== INFORMATION
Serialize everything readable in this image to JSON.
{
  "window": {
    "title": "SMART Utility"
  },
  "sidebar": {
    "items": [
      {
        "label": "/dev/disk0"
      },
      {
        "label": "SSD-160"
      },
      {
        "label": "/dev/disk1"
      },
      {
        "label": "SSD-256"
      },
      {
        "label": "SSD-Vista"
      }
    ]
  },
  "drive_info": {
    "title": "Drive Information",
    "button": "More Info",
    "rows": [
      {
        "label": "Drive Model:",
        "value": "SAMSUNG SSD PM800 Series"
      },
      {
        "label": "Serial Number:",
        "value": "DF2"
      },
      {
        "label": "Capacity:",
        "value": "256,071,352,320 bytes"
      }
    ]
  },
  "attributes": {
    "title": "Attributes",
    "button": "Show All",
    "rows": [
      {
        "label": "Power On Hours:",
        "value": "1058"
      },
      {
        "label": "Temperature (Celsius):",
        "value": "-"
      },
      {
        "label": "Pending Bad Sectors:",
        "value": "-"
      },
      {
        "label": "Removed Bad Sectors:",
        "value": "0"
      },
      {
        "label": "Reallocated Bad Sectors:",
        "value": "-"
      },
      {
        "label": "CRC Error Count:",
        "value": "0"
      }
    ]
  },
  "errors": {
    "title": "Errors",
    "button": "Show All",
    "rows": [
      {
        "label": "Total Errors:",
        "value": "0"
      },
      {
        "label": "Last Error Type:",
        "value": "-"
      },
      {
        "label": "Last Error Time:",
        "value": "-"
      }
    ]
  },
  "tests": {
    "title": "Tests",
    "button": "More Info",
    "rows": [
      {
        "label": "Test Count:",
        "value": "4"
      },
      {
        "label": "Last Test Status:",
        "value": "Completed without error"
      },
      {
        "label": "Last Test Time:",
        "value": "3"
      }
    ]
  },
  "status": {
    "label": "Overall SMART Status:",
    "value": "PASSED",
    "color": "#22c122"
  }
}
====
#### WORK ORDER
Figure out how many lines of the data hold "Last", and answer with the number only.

#### OUTPUT OF THE EXERCISE
4